● **WORK INSTRUCTIONS**: Images should be omitted while the rest of the data is duplicated exactly.

● **PROVIDED MATERIAL**:
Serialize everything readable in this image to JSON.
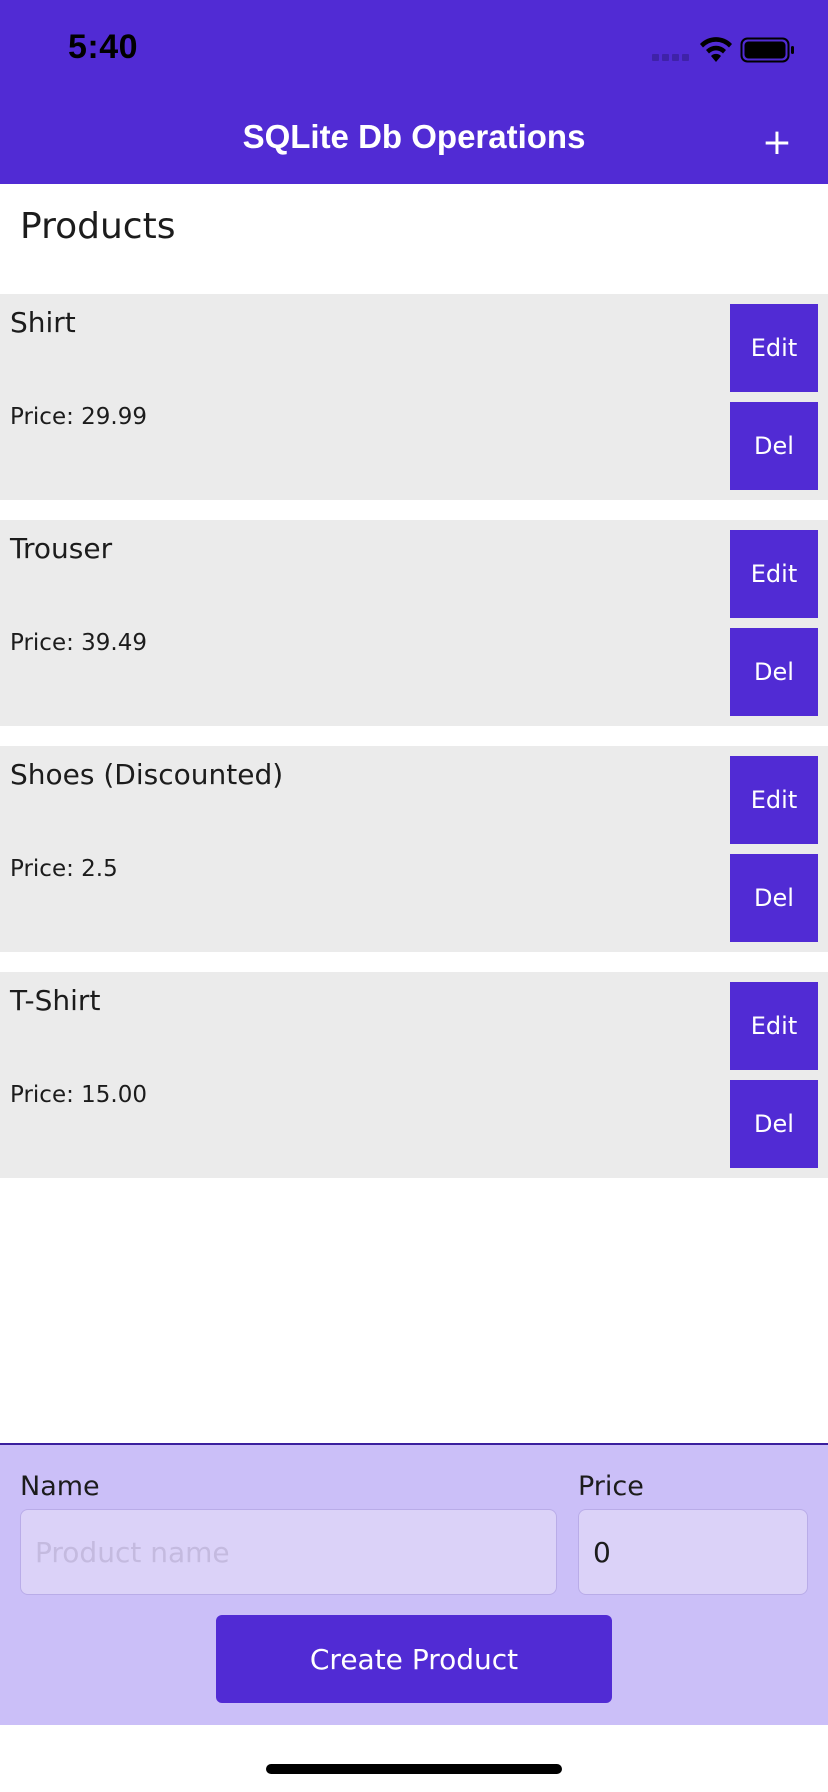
{
  "status_bar": {
    "time": "5:40",
    "icons": [
      "cellular-signal-icon",
      "wifi-icon",
      "battery-icon"
    ]
  },
  "header": {
    "title": "SQLite Db Operations",
    "add_label": "+"
  },
  "page": {
    "title": "Products"
  },
  "products": [
    {
      "name": "Shirt",
      "price": "Price: 29.99",
      "edit_label": "Edit",
      "del_label": "Del"
    },
    {
      "name": "Trouser",
      "price": "Price: 39.49",
      "edit_label": "Edit",
      "del_label": "Del"
    },
    {
      "name": "Shoes (Discounted)",
      "price": "Price: 2.5",
      "edit_label": "Edit",
      "del_label": "Del"
    },
    {
      "name": "T-Shirt",
      "price": "Price: 15.00",
      "edit_label": "Edit",
      "del_label": "Del"
    }
  ],
  "form": {
    "name_label": "Name",
    "name_value": "",
    "name_placeholder": "Product name",
    "price_label": "Price",
    "price_value": "0",
    "create_label": "Create Product"
  },
  "colors": {
    "accent": "#512bd4",
    "row_background": "#ebebeb",
    "form_background": "#cbbff8",
    "input_background": "#dbd2f8"
  }
}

● **SOLUTION**:
Serialize everything readable in this image to JSON.
{
  "status_bar": {
    "time": "5:40",
    "icons": [
      "cellular-signal-icon",
      "wifi-icon",
      "battery-icon"
    ]
  },
  "header": {
    "title": "SQLite Db Operations",
    "add_label": "+"
  },
  "page": {
    "title": "Products"
  },
  "products": [
    {
      "name": "Shirt",
      "price": "Price: 29.99",
      "edit_label": "Edit",
      "del_label": "Del"
    },
    {
      "name": "Trouser",
      "price": "Price: 39.49",
      "edit_label": "Edit",
      "del_label": "Del"
    },
    {
      "name": "Shoes (Discounted)",
      "price": "Price: 2.5",
      "edit_label": "Edit",
      "del_label": "Del"
    },
    {
      "name": "T-Shirt",
      "price": "Price: 15.00",
      "edit_label": "Edit",
      "del_label": "Del"
    }
  ],
  "form": {
    "name_label": "Name",
    "name_value": "",
    "name_placeholder": "Product name",
    "price_label": "Price",
    "price_value": "0",
    "create_label": "Create Product"
  },
  "colors": {
    "accent": "#512bd4",
    "row_background": "#ebebeb",
    "form_background": "#cbbff8",
    "input_background": "#dbd2f8"
  }
}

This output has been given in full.